Wednesday, February 06, 2008

That Musty Smell

When I got into a tussle with SFist, a corporate/local website, someone on the site called me a “noted lover of the way old books smell.”

I thought it was an incredible characterization, both for its impertinence and its accuracy. I do love old books, libraries, archives, and manuscripts. I was at the Judah L. Magnes Museum on Monday looking at its rare book collection; I got to hold in my hand a book transcribed in the 16th century. Let me tell you, it was a thrill.

So I was astounded that someone could hold that love against me. I had never considered an appreciation for old books an insult, but to a twenty or thirty something who was being deliberately snarky to draw attention to a website, liking something other than hyperlinks is apparently an anachronism. The Internet is clean, fast, interactive and involves very few bodily functions. (like smell.)

I got a chance this week to combine the old and the new. As part of research for my book, I read a lot about the 1906 San Francisco Earthquake. It plays a big role in the last third of the book and I have one scene-based chapter where the walls are tumbling down and the fire rages.

I went on Ebay to browse its old books, which I had never done before. I noticed that there were a slew of books about the earthquake, many of them first editions published in 1906. Before I knew what my fingers were doing, I had bid on about five of them! With bids going from 50 cents to $15, I figured I couldn’t go wrong.

Well you know where this is going. So far I have won every bid. I now have a “collection” of earthquake books. My library has a “focus.” None have arrived yet, but I am looking forward to taking a deep breath to smell the must and age emanating from the pages.

1 comment:

ed said...

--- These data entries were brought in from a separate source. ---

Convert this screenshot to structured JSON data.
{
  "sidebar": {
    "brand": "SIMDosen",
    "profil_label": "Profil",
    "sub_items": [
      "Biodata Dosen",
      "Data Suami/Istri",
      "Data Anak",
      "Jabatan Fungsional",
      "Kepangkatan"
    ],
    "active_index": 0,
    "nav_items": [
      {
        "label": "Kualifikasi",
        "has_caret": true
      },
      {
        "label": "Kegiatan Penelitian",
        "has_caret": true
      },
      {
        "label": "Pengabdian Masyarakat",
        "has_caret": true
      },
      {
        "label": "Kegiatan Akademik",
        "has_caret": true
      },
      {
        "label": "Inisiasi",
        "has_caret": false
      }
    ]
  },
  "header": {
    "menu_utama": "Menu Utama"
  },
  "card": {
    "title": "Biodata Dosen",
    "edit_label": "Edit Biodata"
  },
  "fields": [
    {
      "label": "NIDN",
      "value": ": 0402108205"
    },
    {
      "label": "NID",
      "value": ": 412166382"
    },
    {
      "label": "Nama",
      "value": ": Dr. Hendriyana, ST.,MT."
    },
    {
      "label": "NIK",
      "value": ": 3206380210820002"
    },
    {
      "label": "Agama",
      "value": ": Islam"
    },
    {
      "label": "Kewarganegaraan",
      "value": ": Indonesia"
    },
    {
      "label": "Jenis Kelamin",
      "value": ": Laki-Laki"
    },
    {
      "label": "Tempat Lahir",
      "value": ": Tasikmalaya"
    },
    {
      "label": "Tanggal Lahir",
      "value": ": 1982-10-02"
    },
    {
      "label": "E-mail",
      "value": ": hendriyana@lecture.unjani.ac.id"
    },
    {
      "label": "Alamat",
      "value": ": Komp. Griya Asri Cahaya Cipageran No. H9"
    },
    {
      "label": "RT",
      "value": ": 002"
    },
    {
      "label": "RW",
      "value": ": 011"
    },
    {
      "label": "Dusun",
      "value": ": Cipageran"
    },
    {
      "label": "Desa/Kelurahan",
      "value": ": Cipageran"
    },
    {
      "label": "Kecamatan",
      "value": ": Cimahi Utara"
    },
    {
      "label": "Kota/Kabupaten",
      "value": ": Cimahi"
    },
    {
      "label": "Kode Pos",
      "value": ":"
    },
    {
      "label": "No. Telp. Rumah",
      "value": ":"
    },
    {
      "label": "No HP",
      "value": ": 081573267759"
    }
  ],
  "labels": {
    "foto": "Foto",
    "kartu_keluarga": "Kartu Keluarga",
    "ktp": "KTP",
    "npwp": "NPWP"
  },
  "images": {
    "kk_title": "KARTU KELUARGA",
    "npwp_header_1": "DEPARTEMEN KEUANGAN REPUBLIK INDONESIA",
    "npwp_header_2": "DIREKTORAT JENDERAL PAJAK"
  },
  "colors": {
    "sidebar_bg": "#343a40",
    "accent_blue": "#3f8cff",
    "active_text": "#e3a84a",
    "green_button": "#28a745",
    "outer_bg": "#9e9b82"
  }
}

Well, let me just say that THIS thirtysomething digs the smell of old books. But then I suspect I was among the last of the analog generation to remember the way things were pre-Internet and cell phones. Hell, I was one of the last film school grads to learn how to cut on a flatbed, which is sadly also going the way of the dinosaur (however imperfect it was).